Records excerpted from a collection

Content starts

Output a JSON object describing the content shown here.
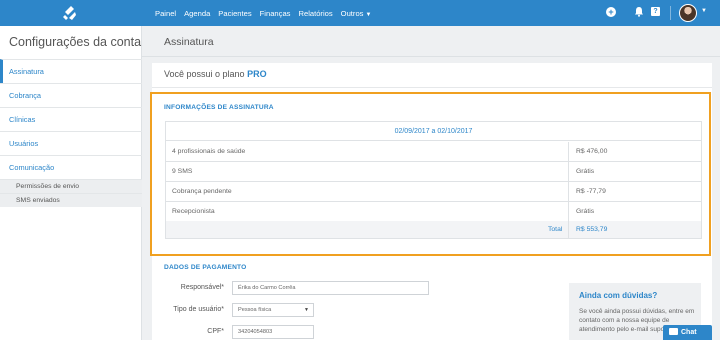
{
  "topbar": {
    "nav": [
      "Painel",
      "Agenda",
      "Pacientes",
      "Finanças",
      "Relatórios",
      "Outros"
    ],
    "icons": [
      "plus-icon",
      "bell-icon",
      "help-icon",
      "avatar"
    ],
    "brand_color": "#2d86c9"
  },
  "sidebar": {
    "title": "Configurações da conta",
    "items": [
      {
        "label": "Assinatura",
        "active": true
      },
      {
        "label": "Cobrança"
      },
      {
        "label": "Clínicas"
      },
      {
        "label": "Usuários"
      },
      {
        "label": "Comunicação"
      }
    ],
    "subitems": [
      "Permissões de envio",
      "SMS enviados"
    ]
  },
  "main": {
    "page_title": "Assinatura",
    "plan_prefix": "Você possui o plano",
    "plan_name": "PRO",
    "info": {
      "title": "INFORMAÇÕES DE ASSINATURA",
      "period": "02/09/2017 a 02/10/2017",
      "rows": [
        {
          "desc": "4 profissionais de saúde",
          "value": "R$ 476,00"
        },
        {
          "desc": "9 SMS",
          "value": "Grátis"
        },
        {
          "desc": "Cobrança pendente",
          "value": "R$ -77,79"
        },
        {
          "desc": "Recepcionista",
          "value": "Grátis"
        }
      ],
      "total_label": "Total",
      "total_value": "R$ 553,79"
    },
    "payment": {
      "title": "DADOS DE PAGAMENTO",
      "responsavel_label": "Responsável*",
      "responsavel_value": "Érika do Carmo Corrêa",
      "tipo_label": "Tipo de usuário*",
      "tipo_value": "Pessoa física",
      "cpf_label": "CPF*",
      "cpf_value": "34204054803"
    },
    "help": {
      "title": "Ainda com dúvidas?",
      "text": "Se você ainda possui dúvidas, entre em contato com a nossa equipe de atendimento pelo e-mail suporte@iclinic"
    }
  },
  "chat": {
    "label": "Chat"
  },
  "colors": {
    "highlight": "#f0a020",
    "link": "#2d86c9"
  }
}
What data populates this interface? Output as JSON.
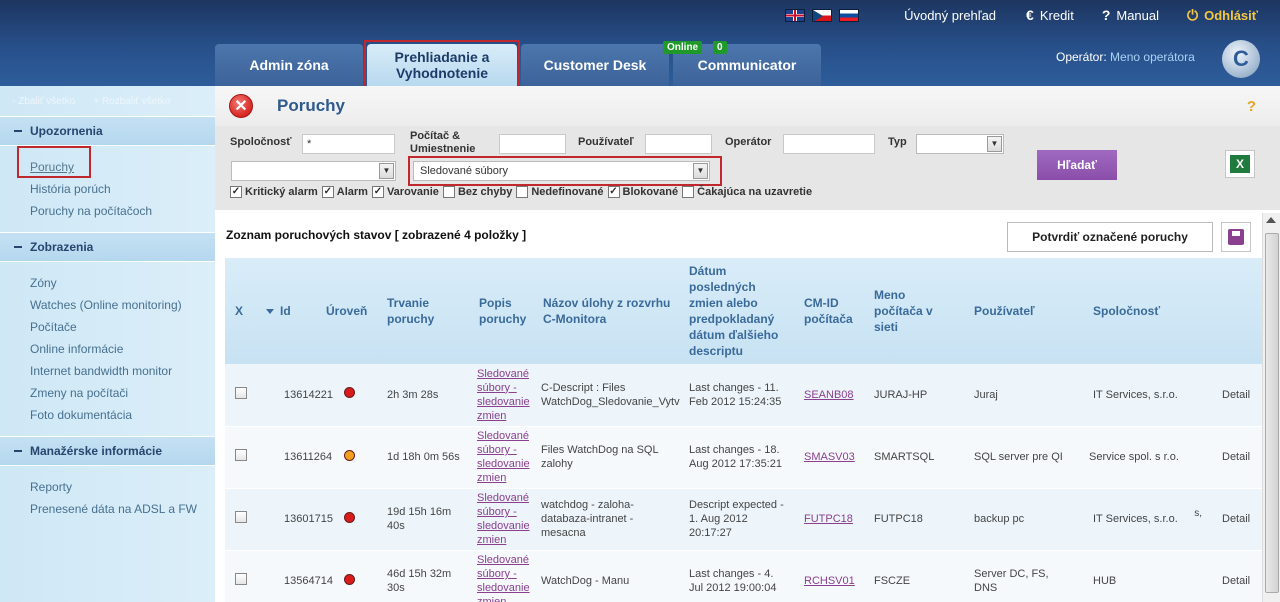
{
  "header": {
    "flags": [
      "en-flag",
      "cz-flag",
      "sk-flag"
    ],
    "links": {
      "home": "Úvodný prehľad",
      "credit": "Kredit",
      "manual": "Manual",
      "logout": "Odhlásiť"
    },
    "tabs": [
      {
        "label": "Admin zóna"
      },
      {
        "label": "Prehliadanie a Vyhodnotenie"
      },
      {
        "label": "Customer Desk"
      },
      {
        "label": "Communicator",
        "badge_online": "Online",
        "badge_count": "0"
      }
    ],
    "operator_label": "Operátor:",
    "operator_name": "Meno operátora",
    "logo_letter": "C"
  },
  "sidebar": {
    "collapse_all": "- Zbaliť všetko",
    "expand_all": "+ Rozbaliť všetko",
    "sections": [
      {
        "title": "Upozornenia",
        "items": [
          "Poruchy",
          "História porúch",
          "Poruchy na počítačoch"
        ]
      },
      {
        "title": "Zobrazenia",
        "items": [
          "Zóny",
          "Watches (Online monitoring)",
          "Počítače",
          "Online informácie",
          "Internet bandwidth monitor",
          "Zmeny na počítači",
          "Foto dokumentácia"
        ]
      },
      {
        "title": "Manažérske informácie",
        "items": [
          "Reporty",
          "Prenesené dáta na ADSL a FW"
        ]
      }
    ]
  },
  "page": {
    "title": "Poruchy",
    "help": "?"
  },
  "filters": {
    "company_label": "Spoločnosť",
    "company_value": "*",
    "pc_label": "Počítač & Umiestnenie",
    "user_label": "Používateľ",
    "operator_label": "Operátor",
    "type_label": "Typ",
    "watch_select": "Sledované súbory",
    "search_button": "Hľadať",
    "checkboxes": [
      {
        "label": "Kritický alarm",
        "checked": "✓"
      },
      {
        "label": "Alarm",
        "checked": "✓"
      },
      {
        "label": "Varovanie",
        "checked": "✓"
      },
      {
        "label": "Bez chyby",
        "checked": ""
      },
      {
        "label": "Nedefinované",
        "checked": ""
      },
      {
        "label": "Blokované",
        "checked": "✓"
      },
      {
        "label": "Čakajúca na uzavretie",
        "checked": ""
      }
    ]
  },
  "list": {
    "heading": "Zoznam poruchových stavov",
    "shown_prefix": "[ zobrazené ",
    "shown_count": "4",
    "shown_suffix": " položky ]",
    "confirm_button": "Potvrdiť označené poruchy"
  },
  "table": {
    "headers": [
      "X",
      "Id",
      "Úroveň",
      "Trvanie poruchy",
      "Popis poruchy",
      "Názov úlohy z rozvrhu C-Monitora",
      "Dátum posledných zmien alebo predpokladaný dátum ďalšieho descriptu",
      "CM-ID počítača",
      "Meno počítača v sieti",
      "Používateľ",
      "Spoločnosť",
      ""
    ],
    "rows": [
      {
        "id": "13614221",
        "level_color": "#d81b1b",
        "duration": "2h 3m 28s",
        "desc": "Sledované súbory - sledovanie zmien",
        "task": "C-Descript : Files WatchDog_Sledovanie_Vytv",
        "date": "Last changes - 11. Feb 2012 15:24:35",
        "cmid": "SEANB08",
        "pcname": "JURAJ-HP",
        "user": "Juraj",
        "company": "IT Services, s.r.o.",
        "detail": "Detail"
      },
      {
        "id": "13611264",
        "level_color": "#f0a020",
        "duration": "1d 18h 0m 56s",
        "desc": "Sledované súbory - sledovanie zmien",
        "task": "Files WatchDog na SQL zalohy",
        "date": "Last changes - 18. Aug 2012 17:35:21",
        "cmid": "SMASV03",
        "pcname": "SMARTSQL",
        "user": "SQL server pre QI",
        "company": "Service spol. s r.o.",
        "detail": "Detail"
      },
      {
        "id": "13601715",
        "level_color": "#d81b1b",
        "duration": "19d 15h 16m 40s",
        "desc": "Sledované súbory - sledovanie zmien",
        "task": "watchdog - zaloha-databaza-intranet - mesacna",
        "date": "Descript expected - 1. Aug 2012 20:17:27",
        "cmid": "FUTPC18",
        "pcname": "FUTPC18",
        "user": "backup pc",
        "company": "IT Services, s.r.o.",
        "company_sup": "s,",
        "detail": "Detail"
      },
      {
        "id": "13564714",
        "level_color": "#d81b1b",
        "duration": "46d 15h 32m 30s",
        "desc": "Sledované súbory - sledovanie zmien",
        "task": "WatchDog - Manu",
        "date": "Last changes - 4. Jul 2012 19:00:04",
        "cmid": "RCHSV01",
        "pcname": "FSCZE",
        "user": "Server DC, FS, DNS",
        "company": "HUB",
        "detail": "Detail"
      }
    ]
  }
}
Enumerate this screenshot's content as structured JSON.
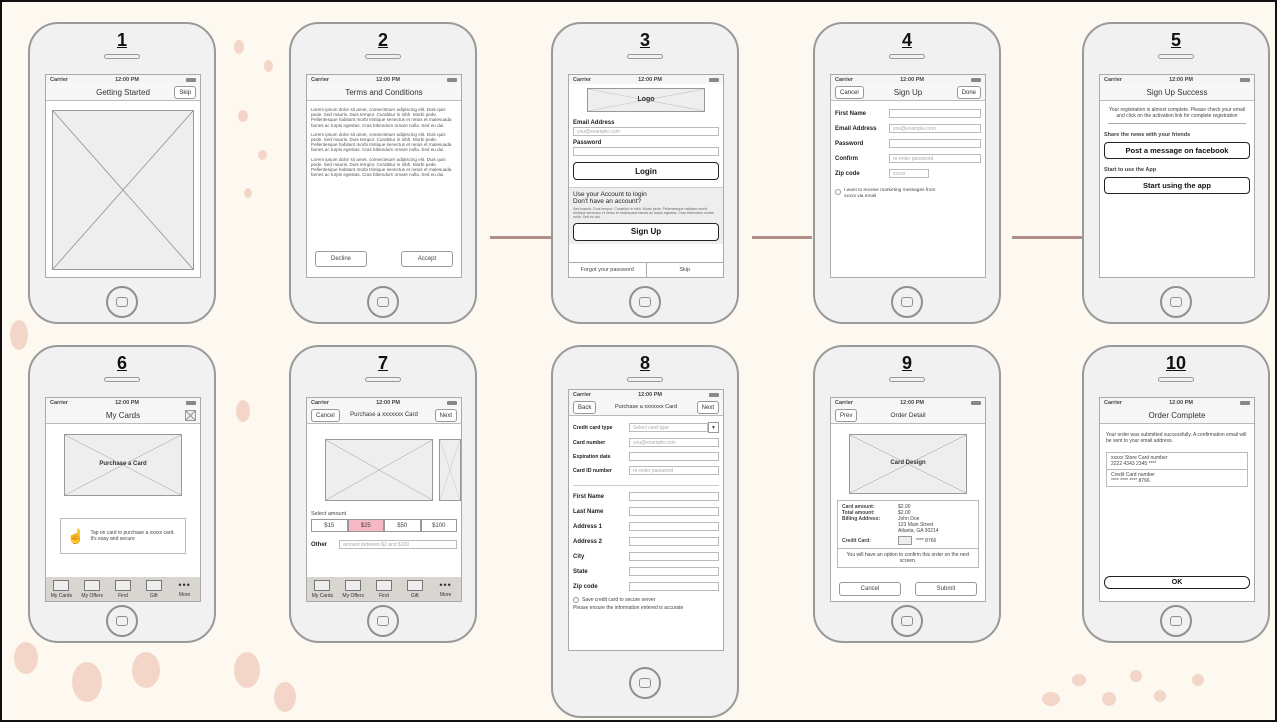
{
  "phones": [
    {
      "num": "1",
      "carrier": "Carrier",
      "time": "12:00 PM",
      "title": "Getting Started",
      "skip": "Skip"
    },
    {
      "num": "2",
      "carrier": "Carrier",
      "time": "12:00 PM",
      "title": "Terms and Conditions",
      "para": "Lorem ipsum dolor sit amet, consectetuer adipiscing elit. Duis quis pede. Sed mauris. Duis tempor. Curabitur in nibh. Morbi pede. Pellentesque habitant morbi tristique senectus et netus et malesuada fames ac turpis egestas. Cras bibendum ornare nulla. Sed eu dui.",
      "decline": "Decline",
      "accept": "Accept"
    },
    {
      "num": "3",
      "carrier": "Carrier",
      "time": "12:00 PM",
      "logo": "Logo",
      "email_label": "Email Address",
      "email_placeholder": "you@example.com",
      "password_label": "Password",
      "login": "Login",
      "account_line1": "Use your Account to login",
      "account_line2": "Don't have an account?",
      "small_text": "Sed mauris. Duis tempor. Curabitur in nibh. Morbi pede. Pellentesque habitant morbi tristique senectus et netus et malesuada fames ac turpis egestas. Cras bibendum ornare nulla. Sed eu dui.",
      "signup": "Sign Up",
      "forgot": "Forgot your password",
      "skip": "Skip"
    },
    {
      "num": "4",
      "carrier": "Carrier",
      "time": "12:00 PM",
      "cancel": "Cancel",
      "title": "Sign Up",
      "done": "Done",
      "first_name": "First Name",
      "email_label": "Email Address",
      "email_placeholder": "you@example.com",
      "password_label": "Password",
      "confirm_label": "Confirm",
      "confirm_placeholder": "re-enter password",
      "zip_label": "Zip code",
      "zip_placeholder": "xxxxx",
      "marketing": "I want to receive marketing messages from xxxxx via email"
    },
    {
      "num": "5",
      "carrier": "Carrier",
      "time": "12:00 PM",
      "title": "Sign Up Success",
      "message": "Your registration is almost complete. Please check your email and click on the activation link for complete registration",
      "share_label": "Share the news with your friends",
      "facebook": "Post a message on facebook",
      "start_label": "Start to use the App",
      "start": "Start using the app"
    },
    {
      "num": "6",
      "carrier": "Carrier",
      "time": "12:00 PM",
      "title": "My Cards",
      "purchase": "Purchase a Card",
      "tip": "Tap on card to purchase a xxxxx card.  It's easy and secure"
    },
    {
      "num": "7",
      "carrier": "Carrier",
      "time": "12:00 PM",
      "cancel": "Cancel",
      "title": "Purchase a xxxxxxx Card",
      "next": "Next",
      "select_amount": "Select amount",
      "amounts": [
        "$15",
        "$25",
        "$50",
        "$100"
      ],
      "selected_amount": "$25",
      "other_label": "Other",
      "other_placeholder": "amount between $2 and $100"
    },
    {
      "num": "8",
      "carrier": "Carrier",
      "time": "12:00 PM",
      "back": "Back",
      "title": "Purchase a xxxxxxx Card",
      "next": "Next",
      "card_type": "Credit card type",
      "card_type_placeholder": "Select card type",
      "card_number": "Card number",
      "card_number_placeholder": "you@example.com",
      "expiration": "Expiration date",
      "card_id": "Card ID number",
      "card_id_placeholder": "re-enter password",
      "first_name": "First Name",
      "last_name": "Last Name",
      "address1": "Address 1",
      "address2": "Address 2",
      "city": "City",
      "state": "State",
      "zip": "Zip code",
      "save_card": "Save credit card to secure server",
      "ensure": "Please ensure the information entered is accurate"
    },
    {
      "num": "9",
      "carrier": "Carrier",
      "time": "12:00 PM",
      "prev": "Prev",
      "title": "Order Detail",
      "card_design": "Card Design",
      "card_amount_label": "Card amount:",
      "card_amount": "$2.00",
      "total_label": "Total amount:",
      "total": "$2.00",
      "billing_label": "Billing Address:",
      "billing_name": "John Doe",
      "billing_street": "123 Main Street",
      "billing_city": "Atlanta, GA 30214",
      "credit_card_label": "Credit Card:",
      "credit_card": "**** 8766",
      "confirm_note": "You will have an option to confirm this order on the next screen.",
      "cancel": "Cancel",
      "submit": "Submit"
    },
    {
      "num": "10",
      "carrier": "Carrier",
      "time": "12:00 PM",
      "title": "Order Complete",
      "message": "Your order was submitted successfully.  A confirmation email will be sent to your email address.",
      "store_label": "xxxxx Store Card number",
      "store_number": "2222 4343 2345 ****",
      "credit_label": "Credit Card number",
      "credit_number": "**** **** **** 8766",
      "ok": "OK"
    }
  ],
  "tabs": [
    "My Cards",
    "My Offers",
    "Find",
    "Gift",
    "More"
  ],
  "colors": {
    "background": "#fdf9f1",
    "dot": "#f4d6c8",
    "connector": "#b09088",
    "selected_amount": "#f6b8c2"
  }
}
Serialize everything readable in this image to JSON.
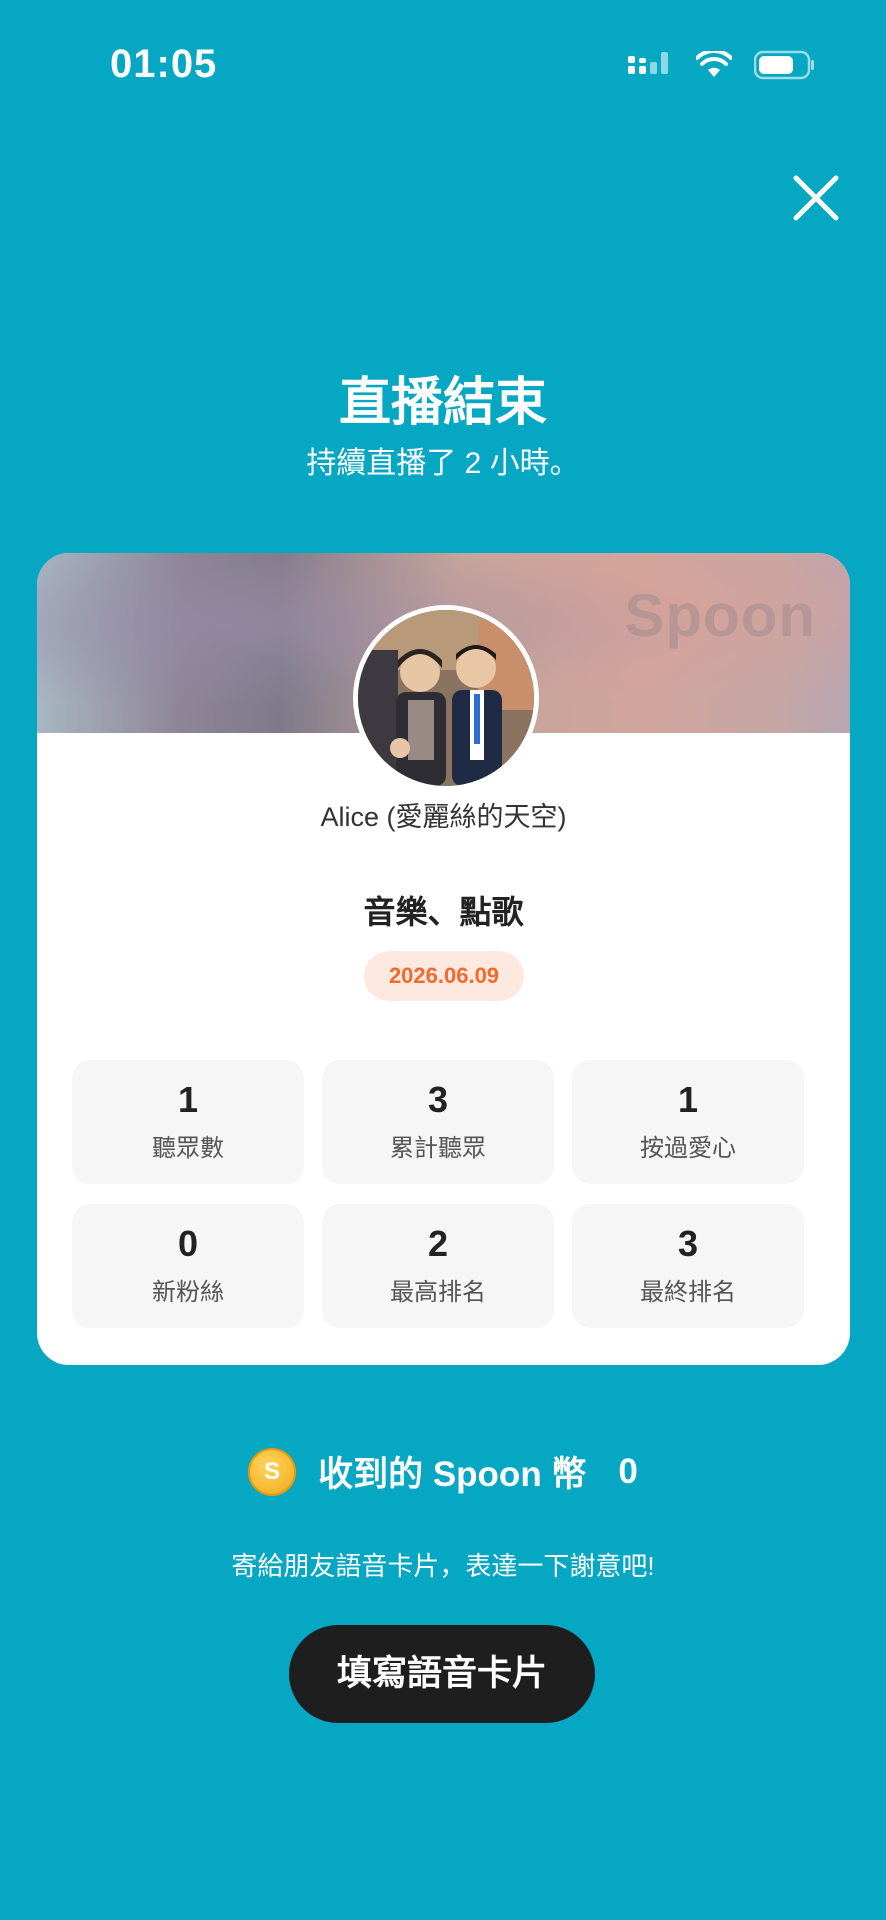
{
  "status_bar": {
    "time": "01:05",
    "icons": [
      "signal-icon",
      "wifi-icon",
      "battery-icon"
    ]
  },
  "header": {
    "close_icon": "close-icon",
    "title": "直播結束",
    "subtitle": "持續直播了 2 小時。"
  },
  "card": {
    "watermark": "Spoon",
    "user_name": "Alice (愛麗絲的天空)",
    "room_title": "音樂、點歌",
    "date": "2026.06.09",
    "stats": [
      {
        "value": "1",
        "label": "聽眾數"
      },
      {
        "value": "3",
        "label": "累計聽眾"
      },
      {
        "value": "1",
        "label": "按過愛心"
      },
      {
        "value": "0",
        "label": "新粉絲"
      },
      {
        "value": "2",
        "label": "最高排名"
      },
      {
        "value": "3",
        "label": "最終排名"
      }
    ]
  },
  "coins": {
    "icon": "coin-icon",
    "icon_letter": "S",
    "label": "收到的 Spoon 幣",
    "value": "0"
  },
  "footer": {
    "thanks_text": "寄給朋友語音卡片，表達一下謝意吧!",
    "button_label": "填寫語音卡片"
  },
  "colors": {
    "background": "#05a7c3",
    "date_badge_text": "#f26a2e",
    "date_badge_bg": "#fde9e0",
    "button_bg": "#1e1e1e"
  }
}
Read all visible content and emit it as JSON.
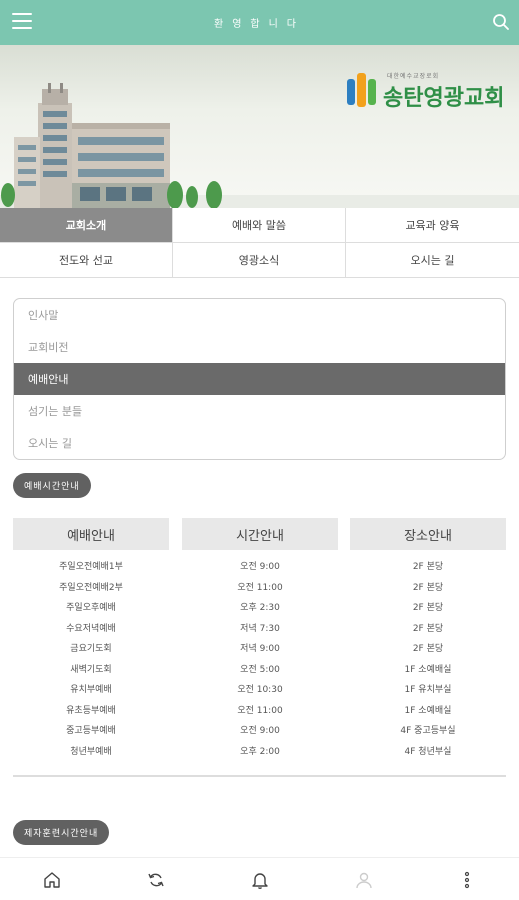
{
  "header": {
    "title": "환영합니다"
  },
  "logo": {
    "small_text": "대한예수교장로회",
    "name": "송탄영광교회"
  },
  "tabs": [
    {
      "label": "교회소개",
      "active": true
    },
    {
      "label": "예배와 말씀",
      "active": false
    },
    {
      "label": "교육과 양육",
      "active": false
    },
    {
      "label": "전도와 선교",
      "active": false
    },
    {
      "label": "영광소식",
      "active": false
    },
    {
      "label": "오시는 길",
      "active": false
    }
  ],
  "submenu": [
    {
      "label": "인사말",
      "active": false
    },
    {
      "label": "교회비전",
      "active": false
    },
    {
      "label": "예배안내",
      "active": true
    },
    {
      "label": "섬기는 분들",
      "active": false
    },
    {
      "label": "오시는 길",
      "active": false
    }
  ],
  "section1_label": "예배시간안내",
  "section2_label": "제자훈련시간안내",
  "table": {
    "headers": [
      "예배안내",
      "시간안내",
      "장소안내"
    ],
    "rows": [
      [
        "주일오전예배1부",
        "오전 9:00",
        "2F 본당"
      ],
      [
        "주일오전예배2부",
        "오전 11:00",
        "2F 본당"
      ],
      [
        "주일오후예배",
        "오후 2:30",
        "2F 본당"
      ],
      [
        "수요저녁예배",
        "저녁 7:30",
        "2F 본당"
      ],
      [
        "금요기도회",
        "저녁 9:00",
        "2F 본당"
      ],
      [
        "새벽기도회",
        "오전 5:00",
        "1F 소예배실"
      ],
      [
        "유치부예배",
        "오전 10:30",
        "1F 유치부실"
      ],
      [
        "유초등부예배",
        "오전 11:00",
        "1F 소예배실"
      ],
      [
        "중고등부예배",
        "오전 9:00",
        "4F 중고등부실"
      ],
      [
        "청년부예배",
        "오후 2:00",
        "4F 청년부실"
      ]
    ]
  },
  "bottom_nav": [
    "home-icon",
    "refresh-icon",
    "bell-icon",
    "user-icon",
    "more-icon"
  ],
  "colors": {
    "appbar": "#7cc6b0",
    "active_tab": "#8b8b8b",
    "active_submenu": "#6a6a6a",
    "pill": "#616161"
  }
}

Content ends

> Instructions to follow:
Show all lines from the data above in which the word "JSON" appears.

> Answer box:
Output a JSON object describing the content shown here.
What data populates this interface? Output as JSON.
Enumerate this screenshot's content as structured JSON.
Serialize everything readable in this image to JSON.
Read all visible content and emit it as JSON.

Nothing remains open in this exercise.